Hollywood Event Planners on What "Soft Sensuality" Could Mean at Trump's Inauguration
Velvet tablecloths? Baby's breath? Kenny G?
In case you haven't heard, Donald Trump's presidential inauguration on Jan. 20 will have a "soft sensuality" to it. At least, that's how the president-elect's inauguration chairman, Tom Barrack, described the upcoming event.
"So what we've done, instead of trying to surround him with what people consider A-listers, is we are going to surround him with the soft sensuality of the place," Barrack told reporters Tuesday at Trump Tower. "It's a much more poetic cadence than having a circuslike celebration that's a coronation. It will be beautiful. The cadence of it is going to be, 'Let me get back to work.' "
Since then, the internet has been quick to latch onto Barrack's obscure use of "soft sensuality" to describe the event, which will include the daytime swearing-in ceremony and three nighttime balls, which presumably are what the L.A.-based real estate investor and Trump power broker is describing.
Trump's advisor says the Inauguration will have a "soft sensuality." I look forward to seeing the pole dancing on the White House columns.— Paula Poundstone (@paulapoundstone) January 12, 2017
This is how I imagine the Trump inauguration's "soft sensuality" will play out: pic.twitter.com/dGQ4abb5T7— Chris Cillizza (@TheFix) January 10, 2017
Given what we know about Trump's extravagant preferences at Trump Tower (gilded furniture, candelabras, cherubs and Louis XIV everything), we have some idea of what "soft sensuality" could look like.
But to get a better sense of how that could apply to a party, Pret-a-Reporter spoke with a few Hollywood event planners.
"I imagine he is using this term to inspire design elements, lighting and decor," says April Luca of Gold Sky Productions, whose event agency worked on the American Horror Story: Hotel premiere and The Hollywood Reporter's Next Gen 20th anniversary gala. "I think it could be interesting, depending on its visual translation at the event and the space."
L.A.-based event planner David Rodgers, whose eponymous creative agency specializes in full-service event production, suggested that Barrack's description could be setting a new tone for what's to come in the administration.

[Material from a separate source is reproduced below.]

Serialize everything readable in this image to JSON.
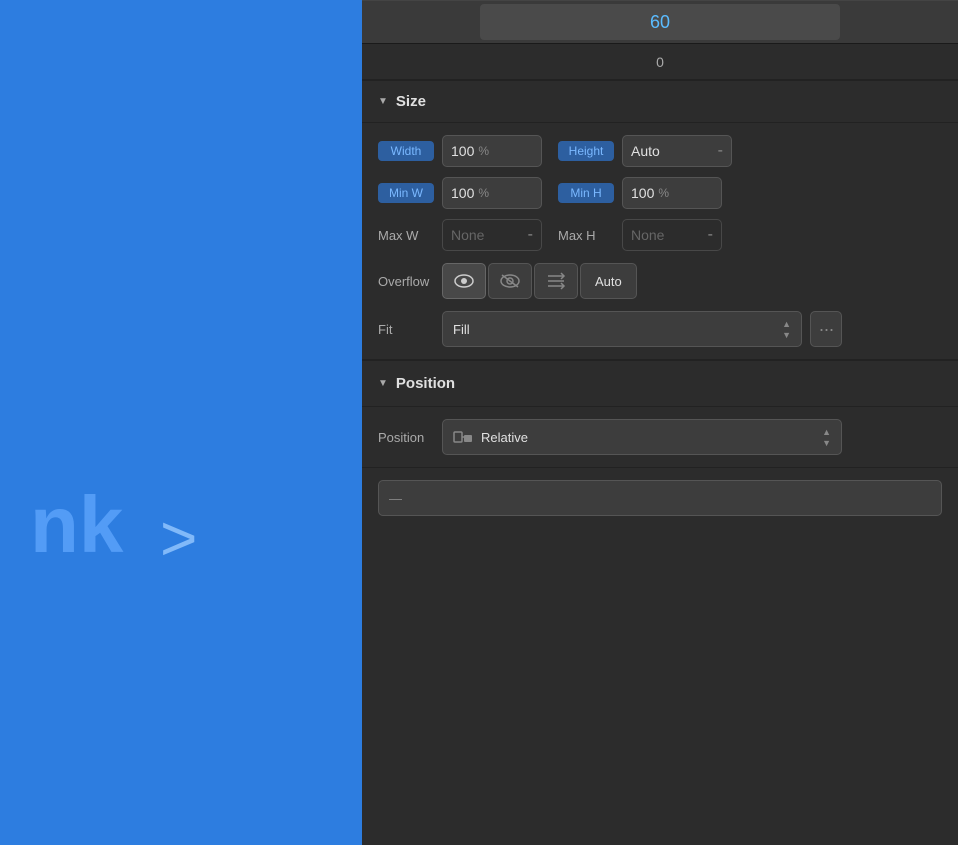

"I think that maybe he was just looking back at the campaign and how intense it was, and maybe it's a good direction to bring a softness back to Washington and to set a nice tone for the next four years," says Rodgers. However, he does note that "soft sensuality" is "a strange combination of words to use for this."
"It seems a little too sexy," adds Rodgers, whose company has organized events for a number of fashion brands including Michael Kors, Christian Louboutin and Diane von Furstenberg, as well as entertainment events like Breaking Bad's season-four premiere. "What comes to mind is cream- and blush-colored pink roses, Egyptian cotton sheets, candlelight and the sound of two hearts beating as one."
Bryan Rabin, producer of Giorgio's at The Standard in West Hollywood — the nightclub that has attracted A-listers Leonardo DiCaprio, Mick Jagger and Naomi Campbell — finds the description to be "an extremely inappropriate [...] visual." He added: "I can't speak to Tom Barrack, I don't know the man or what kind of clients he's worked with before, but personally, it's the most important job in the world, and [the event] should be restrained, chic and to the point."
Rabin noted that the term "isn't part of my professional vernacular." However, he prefers using the word "sexy" when working with "sexy brands" like Coco de Mer and Agent Provocateur. "My job is [focused on] how to create community and an experience," says Rabin.
As to how a soft, sensual experience might translate to a D.C. party, Luca pictures "rich fabrics and bronze highlights mixed with an airy feel created by soft lighting." Rabin, on the other hand, stated: "I shudder to think what that might involve."
Either way, it looks like we'll find out soon enough.